%%
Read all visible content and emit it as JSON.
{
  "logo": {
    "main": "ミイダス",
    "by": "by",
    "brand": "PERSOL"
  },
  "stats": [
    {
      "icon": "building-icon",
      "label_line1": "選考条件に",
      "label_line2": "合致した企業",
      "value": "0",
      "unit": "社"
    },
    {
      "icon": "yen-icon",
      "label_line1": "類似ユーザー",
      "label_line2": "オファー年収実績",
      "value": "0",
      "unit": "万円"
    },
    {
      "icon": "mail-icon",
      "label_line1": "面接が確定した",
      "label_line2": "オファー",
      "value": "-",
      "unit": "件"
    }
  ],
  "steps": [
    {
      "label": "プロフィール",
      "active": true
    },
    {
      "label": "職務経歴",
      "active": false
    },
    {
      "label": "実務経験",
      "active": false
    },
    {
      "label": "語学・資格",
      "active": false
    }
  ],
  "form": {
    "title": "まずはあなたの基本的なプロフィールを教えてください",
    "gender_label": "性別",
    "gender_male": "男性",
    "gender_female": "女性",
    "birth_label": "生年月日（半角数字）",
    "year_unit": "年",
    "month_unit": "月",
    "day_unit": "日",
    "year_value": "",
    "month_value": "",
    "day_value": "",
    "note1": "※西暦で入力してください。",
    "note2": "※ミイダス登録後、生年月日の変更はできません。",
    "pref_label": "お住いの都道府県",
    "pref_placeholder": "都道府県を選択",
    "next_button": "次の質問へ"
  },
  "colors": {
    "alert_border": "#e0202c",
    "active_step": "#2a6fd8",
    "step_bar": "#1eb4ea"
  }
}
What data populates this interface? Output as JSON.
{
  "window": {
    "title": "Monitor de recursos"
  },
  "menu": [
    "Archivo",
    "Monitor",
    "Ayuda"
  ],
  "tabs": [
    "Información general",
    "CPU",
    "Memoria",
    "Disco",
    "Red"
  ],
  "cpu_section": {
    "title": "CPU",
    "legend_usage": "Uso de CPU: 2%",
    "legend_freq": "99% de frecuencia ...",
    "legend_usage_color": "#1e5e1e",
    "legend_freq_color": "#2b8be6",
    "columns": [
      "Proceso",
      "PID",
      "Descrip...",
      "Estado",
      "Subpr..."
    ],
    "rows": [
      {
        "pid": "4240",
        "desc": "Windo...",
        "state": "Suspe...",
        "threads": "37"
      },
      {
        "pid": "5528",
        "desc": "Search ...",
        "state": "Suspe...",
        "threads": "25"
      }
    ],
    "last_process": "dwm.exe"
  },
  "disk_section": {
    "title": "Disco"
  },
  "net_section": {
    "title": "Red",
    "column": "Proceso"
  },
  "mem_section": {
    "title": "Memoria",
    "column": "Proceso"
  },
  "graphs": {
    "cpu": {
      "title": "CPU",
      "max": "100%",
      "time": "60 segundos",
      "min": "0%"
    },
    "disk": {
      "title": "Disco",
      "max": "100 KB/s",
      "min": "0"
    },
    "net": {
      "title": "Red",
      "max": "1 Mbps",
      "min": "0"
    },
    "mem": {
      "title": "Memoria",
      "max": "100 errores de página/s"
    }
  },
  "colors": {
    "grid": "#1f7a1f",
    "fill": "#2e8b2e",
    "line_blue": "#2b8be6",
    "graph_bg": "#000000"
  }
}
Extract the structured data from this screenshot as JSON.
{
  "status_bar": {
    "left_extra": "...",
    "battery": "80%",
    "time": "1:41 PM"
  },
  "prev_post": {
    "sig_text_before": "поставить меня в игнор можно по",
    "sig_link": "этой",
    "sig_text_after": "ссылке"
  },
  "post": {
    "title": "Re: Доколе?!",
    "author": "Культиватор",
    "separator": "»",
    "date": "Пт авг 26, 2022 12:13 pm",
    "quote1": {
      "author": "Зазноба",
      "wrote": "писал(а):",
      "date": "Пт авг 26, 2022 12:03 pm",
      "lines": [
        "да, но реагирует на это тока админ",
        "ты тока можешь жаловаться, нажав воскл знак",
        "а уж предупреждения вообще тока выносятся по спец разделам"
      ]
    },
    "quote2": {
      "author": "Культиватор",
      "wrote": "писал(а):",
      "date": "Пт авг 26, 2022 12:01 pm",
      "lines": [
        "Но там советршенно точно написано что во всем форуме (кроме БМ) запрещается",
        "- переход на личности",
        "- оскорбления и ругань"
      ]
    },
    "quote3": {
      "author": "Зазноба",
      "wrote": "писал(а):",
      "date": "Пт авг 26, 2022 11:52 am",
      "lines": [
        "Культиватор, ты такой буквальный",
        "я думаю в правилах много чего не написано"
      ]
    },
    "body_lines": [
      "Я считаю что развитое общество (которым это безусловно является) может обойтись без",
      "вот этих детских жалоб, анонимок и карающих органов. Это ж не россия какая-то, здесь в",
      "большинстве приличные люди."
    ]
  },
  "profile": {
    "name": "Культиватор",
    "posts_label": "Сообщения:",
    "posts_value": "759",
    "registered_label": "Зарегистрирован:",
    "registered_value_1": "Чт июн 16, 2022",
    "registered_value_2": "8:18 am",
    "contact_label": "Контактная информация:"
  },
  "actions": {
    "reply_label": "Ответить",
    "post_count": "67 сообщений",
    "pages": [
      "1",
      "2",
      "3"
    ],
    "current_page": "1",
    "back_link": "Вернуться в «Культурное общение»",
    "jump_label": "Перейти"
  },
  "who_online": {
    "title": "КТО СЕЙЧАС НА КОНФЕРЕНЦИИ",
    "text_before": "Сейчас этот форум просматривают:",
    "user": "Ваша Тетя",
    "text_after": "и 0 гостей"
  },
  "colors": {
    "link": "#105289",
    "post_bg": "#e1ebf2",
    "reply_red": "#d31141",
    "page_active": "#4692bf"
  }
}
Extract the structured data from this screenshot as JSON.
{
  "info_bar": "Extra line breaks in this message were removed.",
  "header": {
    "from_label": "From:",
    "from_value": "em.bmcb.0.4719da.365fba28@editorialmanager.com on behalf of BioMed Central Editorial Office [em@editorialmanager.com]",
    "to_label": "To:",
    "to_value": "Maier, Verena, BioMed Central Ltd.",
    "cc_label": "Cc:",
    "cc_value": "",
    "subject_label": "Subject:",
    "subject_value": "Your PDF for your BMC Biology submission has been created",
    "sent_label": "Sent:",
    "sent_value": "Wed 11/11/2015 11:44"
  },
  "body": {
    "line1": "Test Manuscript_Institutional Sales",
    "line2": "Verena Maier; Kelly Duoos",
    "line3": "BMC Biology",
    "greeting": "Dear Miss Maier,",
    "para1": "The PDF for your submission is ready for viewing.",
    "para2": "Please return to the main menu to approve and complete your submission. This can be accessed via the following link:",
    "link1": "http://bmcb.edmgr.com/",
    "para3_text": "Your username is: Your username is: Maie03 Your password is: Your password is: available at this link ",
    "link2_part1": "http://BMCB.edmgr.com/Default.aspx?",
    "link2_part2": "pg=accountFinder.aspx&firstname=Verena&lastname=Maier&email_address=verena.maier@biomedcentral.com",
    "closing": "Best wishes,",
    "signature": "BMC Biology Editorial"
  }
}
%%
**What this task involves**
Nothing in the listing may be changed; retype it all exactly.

**Answer box**
Read all visible content and emit it as JSON.
{
  "logo": {
    "main": "ミイダス",
    "by": "by",
    "brand": "PERSOL"
  },
  "stats": [
    {
      "icon": "building-icon",
      "label_line1": "選考条件に",
      "label_line2": "合致した企業",
      "value": "0",
      "unit": "社"
    },
    {
      "icon": "yen-icon",
      "label_line1": "類似ユーザー",
      "label_line2": "オファー年収実績",
      "value": "0",
      "unit": "万円"
    },
    {
      "icon": "mail-icon",
      "label_line1": "面接が確定した",
      "label_line2": "オファー",
      "value": "-",
      "unit": "件"
    }
  ],
  "steps": [
    {
      "label": "プロフィール",
      "active": true
    },
    {
      "label": "職務経歴",
      "active": false
    },
    {
      "label": "実務経験",
      "active": false
    },
    {
      "label": "語学・資格",
      "active": false
    }
  ],
  "form": {
    "title": "まずはあなたの基本的なプロフィールを教えてください",
    "gender_label": "性別",
    "gender_male": "男性",
    "gender_female": "女性",
    "birth_label": "生年月日（半角数字）",
    "year_unit": "年",
    "month_unit": "月",
    "day_unit": "日",
    "year_value": "",
    "month_value": "",
    "day_value": "",
    "note1": "※西暦で入力してください。",
    "note2": "※ミイダス登録後、生年月日の変更はできません。",
    "pref_label": "お住いの都道府県",
    "pref_placeholder": "都道府県を選択",
    "next_button": "次の質問へ"
  },
  "colors": {
    "alert_border": "#e0202c",
    "active_step": "#2a6fd8",
    "step_bar": "#1eb4ea"
  }
}
What data populates this interface? Output as JSON.
{
  "window": {
    "title": "Monitor de recursos"
  },
  "menu": [
    "Archivo",
    "Monitor",
    "Ayuda"
  ],
  "tabs": [
    "Información general",
    "CPU",
    "Memoria",
    "Disco",
    "Red"
  ],
  "cpu_section": {
    "title": "CPU",
    "legend_usage": "Uso de CPU: 2%",
    "legend_freq": "99% de frecuencia ...",
    "legend_usage_color": "#1e5e1e",
    "legend_freq_color": "#2b8be6",
    "columns": [
      "Proceso",
      "PID",
      "Descrip...",
      "Estado",
      "Subpr..."
    ],
    "rows": [
      {
        "pid": "4240",
        "desc": "Windo...",
        "state": "Suspe...",
        "threads": "37"
      },
      {
        "pid": "5528",
        "desc": "Search ...",
        "state": "Suspe...",
        "threads": "25"
      }
    ],
    "last_process": "dwm.exe"
  },
  "disk_section": {
    "title": "Disco"
  },
  "net_section": {
    "title": "Red",
    "column": "Proceso"
  },
  "mem_section": {
    "title": "Memoria",
    "column": "Proceso"
  },
  "graphs": {
    "cpu": {
      "title": "CPU",
      "max": "100%",
      "time": "60 segundos",
      "min": "0%"
    },
    "disk": {
      "title": "Disco",
      "max": "100 KB/s",
      "min": "0"
    },
    "net": {
      "title": "Red",
      "max": "1 Mbps",
      "min": "0"
    },
    "mem": {
      "title": "Memoria",
      "max": "100 errores de página/s"
    }
  },
  "colors": {
    "grid": "#1f7a1f",
    "fill": "#2e8b2e",
    "line_blue": "#2b8be6",
    "graph_bg": "#000000"
  }
}
Extract the structured data from this screenshot as JSON.
{
  "status_bar": {
    "left_extra": "...",
    "battery": "80%",
    "time": "1:41 PM"
  },
  "prev_post": {
    "sig_text_before": "поставить меня в игнор можно по",
    "sig_link": "этой",
    "sig_text_after": "ссылке"
  },
  "post": {
    "title": "Re: Доколе?!",
    "author": "Культиватор",
    "separator": "»",
    "date": "Пт авг 26, 2022 12:13 pm",
    "quote1": {
      "author": "Зазноба",
      "wrote": "писал(а):",
      "date": "Пт авг 26, 2022 12:03 pm",
      "lines": [
        "да, но реагирует на это тока админ",
        "ты тока можешь жаловаться, нажав воскл знак",
        "а уж предупреждения вообще тока выносятся по спец разделам"
      ]
    },
    "quote2": {
      "author": "Культиватор",
      "wrote": "писал(а):",
      "date": "Пт авг 26, 2022 12:01 pm",
      "lines": [
        "Но там советршенно точно написано что во всем форуме (кроме БМ) запрещается",
        "- переход на личности",
        "- оскорбления и ругань"
      ]
    },
    "quote3": {
      "author": "Зазноба",
      "wrote": "писал(а):",
      "date": "Пт авг 26, 2022 11:52 am",
      "lines": [
        "Культиватор, ты такой буквальный",
        "я думаю в правилах много чего не написано"
      ]
    },
    "body_lines": [
      "Я считаю что развитое общество (которым это безусловно является) может обойтись без",
      "вот этих детских жалоб, анонимок и карающих органов. Это ж не россия какая-то, здесь в",
      "большинстве приличные люди."
    ]
  },
  "profile": {
    "name": "Культиватор",
    "posts_label": "Сообщения:",
    "posts_value": "759",
    "registered_label": "Зарегистрирован:",
    "registered_value_1": "Чт июн 16, 2022",
    "registered_value_2": "8:18 am",
    "contact_label": "Контактная информация:"
  },
  "actions": {
    "reply_label": "Ответить",
    "post_count": "67 сообщений",
    "pages": [
      "1",
      "2",
      "3"
    ],
    "current_page": "1",
    "back_link": "Вернуться в «Культурное общение»",
    "jump_label": "Перейти"
  },
  "who_online": {
    "title": "КТО СЕЙЧАС НА КОНФЕРЕНЦИИ",
    "text_before": "Сейчас этот форум просматривают:",
    "user": "Ваша Тетя",
    "text_after": "и 0 гостей"
  },
  "colors": {
    "link": "#105289",
    "post_bg": "#e1ebf2",
    "reply_red": "#d31141",
    "page_active": "#4692bf"
  }
}
Extract the structured data from this screenshot as JSON.
{
  "info_bar": "Extra line breaks in this message were removed.",
  "header": {
    "from_label": "From:",
    "from_value": "em.bmcb.0.4719da.365fba28@editorialmanager.com on behalf of BioMed Central Editorial Office [em@editorialmanager.com]",
    "to_label": "To:",
    "to_value": "Maier, Verena, BioMed Central Ltd.",
    "cc_label": "Cc:",
    "cc_value": "",
    "subject_label": "Subject:",
    "subject_value": "Your PDF for your BMC Biology submission has been created",
    "sent_label": "Sent:",
    "sent_value": "Wed 11/11/2015 11:44"
  },
  "body": {
    "line1": "Test Manuscript_Institutional Sales",
    "line2": "Verena Maier; Kelly Duoos",
    "line3": "BMC Biology",
    "greeting": "Dear Miss Maier,",
    "para1": "The PDF for your submission is ready for viewing.",
    "para2": "Please return to the main menu to approve and complete your submission. This can be accessed via the following link:",
    "link1": "http://bmcb.edmgr.com/",
    "para3_text": "Your username is: Your username is: Maie03 Your password is: Your password is: available at this link ",
    "link2_part1": "http://BMCB.edmgr.com/Default.aspx?",
    "link2_part2": "pg=accountFinder.aspx&firstname=Verena&lastname=Maier&email_address=verena.maier@biomedcentral.com",
    "closing": "Best wishes,",
    "signature": "BMC Biology Editorial"
  }
}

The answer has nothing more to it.